We conducted 4 moderated sessions and 4 unmoderated sessions to learn more about the following:
To save time and gather data more efficiently, we also decided to simultaneously conduct exploratory research sessions with crypto users who had 1-3 years of experience in the space. We hoped this would help us identify potential gaps and opportunities for Kadet Wallet.
We conducted 5 interview sessions in which we wanted to learn about:
During our first round of research, we realized that the data we'd gathered thus far about users was only sufficient enough to form one proto persona.
While we had some rough ideas for other user types, we weren't confident enough in the data we had to back them up, so we created one persona that we passed to the other teams and decided to focus more on validating our other persona sketches in round two.
To synthesize the large amount of data we'd gathered from both the usability testing and the exploratory interviews we'd conducted, we put everything into one affinity map.
However, the other teams found its original iteration difficult to parse, so we added Key and Positive Takeaways to both types of research and then presented our findings to the entire team.
Our main takeaways were:
While discussing our plans for the next round of research, we realized that our intial target audience of newcomers to crypto was incorrect. In speaking further with the stakeholder and other subject matter experts, we determined that most Kadena users were blockchain enthusiasts with a lot of experience in the space — which meant the people using our cross-chain wallet were unlikely to be brand new.
We also realized that everyone we'd spoken to in round one had a background in Ethereum, another blockchain that works very differently from Kadena. After discussing this with the stakeholder, we decided to target experienced Kadena users going forward to understand their experiences and frustrations transitioning to Kadena from other blockchains.
By this point in the project, we were quickly running out of time in our 8-week timeline. Because of this, we decided to combine usability testing and exploratory research in our sessions for round two.
We also again decided to split the team in half to cover more work, but this time around, half the team would conduct sessions while the other half simultaneously synthesized the data as it came in. Synthesis of our round one research took a full week and we couldn't afford to lose that time again.
Because we were so close to the end of the project, the design team decided to move into higher fidelity earlier than they were originally planning. They also began experimenting with light and dark versions of the visual design, which they asked us to test.
The design team asked us to test out:
Because it worked so well for the first round, we again synthesized all our findings and insights into one affinity map.
Our main takeaways were:
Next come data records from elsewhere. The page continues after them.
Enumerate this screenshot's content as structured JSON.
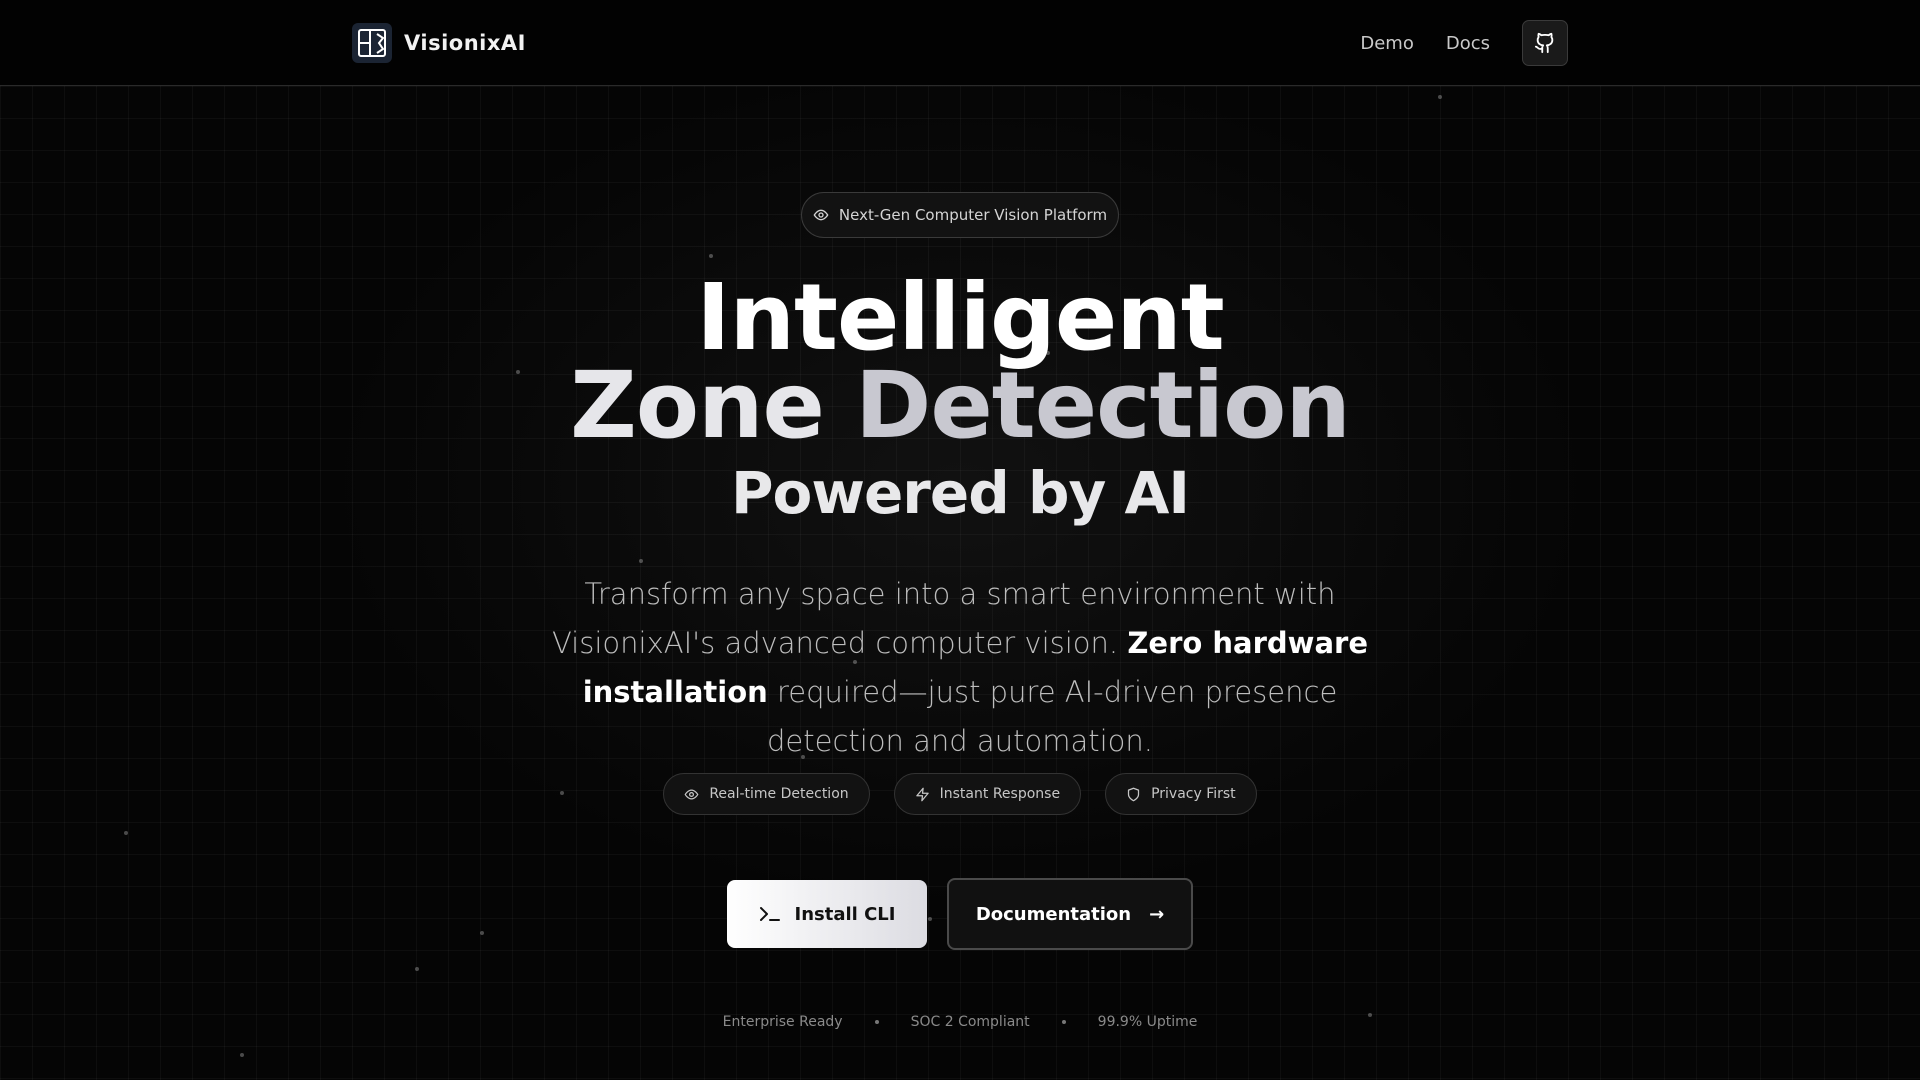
{
  "header": {
    "brand": "VisionixAI",
    "nav": [
      {
        "label": "Demo"
      },
      {
        "label": "Docs"
      }
    ],
    "github_icon": "github-icon"
  },
  "hero": {
    "badge": "Next-Gen Computer Vision Platform",
    "title_line1": "Intelligent",
    "title_line2_a": "Zone",
    "title_line2_b": "Detection",
    "title_line3": "Powered by AI",
    "lead_part1": "Transform any space into a smart environment with VisionixAI's advanced computer vision.",
    "lead_strong": "Zero hardware installation",
    "lead_part2": "required—just pure AI-driven presence detection and automation."
  },
  "features": [
    {
      "label": "Real-time Detection",
      "icon": "eye-icon"
    },
    {
      "label": "Instant Response",
      "icon": "bolt-icon"
    },
    {
      "label": "Privacy First",
      "icon": "shield-icon"
    }
  ],
  "ctas": {
    "primary": "Install CLI",
    "secondary": "Documentation",
    "secondary_arrow": "→"
  },
  "trust": [
    "Enterprise Ready",
    "SOC 2 Compliant",
    "99.9% Uptime"
  ]
}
I've already agreed to return for phase 2 of the project as lead researcher. Most of the other research team members are moving on to other projects or changing roles, so I need to build my team for phase 2.
Though this team already created a sample plan and script for round three, we decided to hold off on finalizing it until the new team is formed so that they have input in its direction.
The design team has already implemented revisions from our second round of research, but they've also added several new features that need to be tested (transaction history, NFT support, and more).
I didn't expect to be leading a team on this project when I was hired, but I'm so happy I got the chance to push myself and that I was given the opportunity to play such an instrumental role in the project's overall success. I surprised myself!
If the various teams on a project aren't regularly and openly communicating with each other, it only leads to chaos. I've learned that this level of integration among teams has to be established and nurtured from the start.
Because it's still a relatively new space, the UX of most blockchain projects just isn't up to snuff yet — especially when it comes to Kadena-based projects. I hope to do my best to help change that, because I really believe in this technology to revolutionize the Internet.